EXERCISE PROMPT: Reading the records below, find how many lines include the word "time" and give that number alone.

Items listed in a dataset
-- Opening Marker --

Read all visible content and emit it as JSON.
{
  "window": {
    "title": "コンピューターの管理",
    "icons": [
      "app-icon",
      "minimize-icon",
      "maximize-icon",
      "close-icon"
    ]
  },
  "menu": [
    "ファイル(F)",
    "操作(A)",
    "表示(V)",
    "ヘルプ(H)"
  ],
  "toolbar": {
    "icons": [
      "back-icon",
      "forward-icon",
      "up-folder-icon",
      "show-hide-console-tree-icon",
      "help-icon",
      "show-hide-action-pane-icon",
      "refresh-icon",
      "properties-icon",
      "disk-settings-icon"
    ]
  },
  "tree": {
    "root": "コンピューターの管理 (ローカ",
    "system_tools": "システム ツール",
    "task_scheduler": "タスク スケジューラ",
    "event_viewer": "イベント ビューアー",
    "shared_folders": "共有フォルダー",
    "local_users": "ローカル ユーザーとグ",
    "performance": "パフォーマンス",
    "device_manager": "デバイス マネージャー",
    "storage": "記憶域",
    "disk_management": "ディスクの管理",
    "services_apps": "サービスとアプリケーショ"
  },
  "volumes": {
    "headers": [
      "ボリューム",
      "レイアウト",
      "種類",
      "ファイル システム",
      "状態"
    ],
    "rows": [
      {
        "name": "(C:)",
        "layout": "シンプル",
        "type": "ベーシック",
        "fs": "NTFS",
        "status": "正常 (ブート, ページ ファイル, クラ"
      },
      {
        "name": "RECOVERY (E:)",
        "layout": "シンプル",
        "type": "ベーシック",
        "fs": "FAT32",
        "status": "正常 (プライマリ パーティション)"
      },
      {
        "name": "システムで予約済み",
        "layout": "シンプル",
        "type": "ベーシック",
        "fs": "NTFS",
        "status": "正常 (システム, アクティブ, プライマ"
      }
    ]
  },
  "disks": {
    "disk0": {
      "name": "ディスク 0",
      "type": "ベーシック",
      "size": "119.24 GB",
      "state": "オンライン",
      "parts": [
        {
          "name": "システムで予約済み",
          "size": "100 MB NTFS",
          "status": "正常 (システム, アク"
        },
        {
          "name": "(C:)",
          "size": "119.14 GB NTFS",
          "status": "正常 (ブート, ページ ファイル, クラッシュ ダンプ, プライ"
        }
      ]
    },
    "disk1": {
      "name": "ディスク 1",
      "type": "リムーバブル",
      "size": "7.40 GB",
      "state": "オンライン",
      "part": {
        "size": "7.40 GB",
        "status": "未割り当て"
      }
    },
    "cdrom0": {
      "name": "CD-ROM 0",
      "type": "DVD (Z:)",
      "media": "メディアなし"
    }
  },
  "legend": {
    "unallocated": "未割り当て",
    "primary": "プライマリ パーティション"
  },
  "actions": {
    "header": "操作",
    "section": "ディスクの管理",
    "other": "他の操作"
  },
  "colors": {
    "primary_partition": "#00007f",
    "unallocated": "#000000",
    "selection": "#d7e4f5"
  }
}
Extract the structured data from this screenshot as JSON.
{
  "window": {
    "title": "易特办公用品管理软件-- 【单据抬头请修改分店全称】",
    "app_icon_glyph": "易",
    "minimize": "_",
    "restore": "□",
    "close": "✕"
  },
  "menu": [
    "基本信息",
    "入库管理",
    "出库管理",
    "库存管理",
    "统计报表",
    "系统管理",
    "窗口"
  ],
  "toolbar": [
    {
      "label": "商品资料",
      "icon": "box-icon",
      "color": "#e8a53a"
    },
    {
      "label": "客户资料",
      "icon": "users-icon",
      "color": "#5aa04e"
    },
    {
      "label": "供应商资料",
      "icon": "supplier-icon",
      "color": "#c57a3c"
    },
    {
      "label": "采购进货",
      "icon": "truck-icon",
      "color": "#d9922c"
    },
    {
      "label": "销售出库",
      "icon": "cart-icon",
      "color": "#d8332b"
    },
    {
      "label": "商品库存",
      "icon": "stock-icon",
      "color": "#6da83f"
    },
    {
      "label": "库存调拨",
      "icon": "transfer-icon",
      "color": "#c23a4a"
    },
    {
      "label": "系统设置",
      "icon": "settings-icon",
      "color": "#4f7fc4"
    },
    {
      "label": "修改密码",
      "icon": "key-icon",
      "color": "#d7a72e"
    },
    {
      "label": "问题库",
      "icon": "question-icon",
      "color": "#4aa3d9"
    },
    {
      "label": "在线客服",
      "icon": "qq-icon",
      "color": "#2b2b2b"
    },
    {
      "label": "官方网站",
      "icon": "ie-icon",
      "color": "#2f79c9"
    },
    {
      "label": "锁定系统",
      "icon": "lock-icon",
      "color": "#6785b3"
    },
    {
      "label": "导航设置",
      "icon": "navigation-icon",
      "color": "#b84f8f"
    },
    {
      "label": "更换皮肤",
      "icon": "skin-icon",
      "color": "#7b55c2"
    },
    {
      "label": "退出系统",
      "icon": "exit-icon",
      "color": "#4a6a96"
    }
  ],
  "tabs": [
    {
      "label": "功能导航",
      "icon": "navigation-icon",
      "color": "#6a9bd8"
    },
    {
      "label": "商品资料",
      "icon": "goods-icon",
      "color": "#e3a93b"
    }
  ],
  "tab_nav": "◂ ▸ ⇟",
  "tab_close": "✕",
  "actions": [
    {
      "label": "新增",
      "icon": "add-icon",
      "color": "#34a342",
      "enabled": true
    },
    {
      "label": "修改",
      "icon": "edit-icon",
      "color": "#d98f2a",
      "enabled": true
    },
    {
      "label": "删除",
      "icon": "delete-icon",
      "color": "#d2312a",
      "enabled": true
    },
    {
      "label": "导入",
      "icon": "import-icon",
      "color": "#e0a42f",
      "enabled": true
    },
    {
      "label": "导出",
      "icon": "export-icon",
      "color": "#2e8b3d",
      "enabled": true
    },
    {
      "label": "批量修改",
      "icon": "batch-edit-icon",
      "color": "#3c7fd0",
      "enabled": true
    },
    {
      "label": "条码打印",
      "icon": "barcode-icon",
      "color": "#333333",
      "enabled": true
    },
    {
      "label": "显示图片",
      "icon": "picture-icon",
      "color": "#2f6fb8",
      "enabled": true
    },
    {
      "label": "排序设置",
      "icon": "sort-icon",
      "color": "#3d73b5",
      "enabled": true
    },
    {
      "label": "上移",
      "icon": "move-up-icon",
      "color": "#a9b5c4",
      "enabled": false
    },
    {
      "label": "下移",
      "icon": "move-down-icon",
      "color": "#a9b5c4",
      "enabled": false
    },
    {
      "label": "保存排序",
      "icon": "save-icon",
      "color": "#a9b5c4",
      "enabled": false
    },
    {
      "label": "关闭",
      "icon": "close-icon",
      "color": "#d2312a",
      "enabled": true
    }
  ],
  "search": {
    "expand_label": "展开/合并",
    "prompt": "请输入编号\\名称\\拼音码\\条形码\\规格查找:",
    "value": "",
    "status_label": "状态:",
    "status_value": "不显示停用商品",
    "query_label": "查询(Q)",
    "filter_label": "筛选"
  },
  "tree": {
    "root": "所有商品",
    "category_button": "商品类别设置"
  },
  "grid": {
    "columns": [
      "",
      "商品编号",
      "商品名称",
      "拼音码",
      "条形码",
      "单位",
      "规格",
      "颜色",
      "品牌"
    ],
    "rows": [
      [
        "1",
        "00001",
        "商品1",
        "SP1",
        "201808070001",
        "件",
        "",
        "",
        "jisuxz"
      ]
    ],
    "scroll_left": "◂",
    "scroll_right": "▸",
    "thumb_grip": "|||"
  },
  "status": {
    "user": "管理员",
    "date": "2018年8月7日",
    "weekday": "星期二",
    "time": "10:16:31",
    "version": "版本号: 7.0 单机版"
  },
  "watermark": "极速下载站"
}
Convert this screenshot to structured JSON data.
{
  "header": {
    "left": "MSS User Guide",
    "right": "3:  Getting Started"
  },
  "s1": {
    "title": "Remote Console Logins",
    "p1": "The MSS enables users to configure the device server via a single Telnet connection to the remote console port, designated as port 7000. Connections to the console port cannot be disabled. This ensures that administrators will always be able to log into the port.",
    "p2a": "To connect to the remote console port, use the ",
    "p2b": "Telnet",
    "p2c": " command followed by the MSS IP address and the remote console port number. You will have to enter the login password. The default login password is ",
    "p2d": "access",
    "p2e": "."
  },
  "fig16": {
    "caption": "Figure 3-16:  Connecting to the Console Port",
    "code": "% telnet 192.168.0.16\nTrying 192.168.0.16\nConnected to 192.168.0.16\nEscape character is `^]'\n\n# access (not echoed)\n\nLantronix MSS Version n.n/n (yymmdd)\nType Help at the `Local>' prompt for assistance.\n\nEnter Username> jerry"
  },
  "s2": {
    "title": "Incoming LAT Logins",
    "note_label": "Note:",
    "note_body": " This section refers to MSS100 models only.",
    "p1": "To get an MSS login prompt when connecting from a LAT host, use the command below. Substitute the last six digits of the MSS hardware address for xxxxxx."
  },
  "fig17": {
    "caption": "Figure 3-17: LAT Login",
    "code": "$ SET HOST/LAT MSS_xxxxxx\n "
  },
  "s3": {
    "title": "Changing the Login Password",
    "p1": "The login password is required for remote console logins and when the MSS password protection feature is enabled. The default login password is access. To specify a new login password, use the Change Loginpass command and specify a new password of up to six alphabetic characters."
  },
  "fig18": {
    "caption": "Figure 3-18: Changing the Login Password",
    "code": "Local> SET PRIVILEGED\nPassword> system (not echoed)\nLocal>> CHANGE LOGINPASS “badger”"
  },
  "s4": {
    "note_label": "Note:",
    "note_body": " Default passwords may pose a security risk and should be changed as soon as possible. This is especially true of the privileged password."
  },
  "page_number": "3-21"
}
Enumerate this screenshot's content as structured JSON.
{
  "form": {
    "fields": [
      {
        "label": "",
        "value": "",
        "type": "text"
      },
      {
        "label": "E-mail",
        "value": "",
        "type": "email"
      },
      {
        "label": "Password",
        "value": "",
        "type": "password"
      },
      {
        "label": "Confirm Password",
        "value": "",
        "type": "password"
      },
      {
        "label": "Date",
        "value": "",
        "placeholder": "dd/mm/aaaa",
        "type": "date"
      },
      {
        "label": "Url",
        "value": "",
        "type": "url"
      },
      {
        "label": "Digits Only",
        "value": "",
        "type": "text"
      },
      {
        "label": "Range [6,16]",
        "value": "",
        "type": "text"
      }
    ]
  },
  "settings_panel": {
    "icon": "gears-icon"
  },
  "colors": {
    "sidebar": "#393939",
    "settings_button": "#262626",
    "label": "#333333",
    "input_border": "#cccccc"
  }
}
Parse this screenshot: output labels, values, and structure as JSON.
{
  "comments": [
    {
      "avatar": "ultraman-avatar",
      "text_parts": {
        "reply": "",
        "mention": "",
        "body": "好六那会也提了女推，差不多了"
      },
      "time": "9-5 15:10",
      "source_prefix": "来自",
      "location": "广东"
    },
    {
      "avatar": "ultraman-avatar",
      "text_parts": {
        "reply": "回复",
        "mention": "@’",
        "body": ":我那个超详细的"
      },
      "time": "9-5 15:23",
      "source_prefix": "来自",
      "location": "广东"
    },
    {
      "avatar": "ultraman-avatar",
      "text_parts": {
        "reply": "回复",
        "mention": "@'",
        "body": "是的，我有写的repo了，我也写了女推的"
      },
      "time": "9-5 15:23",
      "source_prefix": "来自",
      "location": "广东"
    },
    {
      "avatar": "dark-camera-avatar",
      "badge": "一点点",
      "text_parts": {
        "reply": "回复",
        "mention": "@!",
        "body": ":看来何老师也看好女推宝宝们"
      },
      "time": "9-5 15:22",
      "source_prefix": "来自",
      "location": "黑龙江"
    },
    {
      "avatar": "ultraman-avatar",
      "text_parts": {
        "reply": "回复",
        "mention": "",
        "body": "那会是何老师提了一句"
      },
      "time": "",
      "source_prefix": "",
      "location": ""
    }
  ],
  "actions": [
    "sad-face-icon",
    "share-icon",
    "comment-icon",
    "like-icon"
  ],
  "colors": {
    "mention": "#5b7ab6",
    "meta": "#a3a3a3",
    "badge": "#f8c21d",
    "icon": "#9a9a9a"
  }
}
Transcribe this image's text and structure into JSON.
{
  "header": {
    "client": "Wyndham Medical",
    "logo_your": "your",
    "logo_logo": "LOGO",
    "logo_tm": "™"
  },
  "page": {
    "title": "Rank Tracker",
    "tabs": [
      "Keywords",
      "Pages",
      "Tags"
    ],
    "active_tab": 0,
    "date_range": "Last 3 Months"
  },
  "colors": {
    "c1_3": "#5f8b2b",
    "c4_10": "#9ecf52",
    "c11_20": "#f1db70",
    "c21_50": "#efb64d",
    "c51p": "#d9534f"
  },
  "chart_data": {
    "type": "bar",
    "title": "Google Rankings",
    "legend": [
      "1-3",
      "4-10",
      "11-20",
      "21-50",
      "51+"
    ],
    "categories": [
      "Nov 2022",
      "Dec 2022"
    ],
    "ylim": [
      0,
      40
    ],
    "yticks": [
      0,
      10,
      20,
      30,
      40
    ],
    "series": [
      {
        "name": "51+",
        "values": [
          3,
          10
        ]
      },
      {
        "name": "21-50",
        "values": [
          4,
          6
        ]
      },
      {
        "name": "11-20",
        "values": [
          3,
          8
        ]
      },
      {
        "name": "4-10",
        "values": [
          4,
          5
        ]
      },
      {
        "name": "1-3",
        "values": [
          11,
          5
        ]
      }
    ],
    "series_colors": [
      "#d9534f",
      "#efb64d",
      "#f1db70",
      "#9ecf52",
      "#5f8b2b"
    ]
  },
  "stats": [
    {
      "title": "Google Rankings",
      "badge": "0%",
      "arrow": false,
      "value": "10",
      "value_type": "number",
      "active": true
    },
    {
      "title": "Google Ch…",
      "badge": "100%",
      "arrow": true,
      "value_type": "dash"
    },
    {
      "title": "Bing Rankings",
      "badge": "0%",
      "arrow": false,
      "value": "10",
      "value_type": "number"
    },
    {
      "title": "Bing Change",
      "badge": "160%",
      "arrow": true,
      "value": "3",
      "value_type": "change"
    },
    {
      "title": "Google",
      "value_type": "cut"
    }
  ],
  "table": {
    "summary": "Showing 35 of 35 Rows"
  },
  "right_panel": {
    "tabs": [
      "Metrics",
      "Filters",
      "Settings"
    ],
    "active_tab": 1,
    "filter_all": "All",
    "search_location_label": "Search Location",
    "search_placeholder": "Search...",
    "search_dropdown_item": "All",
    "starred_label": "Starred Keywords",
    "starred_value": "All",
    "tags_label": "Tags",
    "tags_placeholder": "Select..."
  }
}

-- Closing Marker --

ANSWER: 6